This is the word from Nvidia founder and CEO Jensen Huang, speaking at the annual meeting of the Edison Electric Institute (EEI), an association of US and international utilities.

“The future of digital intelligence is quite bright, and so the future of the energy sector is bright, too,” says Huang.

Like other companies, utilities will apply AI to increase employee productivity, but “the greatest impact and return is in applying AI in the delivery of energy over the grid,” says Huang, in conversation with Pedro Pizarro, the chair of EEI and president and CEO of Edison International.

For example, Huang describes how grids will use AI-powered smart meters to let customers sell their excess electricity to neighbours.

“You will connect resources and users, just like Google, so your power grid becomes a smart network with a digital layer like an app store for energy,” he says.

“My sense is, like previous industrial revolutions, [AI] will drive productivity to levels that we’ve never seen.”

Today, electric grids are mainly one-way systems that link a few big power plants to many users. They’ll increasingly become two-way, flexible and distributed networks with solar and wind farms connecting homes and buildings that sport solar panels, batteries and electric vehicle chargers.

It’s a big job that requires autonomous control systems that process and analyze in real time a massive amount of data — work well suited to AI and accelerated computing.
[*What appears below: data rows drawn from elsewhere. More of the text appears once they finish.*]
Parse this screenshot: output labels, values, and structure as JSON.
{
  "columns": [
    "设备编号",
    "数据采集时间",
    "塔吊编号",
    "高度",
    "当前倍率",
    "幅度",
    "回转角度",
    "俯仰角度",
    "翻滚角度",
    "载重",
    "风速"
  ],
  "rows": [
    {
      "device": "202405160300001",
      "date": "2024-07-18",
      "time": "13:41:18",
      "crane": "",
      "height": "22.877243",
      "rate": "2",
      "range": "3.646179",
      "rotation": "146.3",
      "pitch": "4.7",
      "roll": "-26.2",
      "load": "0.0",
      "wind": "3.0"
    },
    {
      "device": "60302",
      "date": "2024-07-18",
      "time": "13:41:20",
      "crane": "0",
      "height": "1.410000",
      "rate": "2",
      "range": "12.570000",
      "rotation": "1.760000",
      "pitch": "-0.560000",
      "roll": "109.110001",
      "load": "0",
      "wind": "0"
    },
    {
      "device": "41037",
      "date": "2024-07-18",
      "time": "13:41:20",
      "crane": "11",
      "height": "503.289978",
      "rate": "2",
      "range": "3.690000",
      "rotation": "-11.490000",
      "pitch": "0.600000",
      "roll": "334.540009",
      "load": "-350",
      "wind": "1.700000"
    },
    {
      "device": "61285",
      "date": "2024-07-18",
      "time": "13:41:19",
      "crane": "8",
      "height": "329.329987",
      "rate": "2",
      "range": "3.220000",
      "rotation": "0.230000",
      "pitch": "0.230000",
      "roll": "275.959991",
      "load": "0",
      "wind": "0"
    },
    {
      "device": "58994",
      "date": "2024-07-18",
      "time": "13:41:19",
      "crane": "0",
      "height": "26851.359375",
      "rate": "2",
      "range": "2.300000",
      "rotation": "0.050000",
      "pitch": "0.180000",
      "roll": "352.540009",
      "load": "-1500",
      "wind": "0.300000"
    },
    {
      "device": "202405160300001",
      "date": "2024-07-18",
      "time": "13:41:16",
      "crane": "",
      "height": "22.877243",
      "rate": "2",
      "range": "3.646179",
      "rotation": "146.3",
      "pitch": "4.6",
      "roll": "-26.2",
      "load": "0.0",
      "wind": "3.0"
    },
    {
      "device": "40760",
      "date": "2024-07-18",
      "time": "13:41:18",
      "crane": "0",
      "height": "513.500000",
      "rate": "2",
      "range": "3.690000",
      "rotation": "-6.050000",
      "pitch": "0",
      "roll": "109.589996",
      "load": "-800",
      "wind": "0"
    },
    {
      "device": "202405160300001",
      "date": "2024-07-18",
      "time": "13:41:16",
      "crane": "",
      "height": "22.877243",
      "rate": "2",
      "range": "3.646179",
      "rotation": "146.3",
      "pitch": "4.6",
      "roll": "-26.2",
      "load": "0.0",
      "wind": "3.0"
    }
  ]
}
AI is being applied to use cases across electric grids, with to a wide ecosystem of companies using Nvidia’s technologies.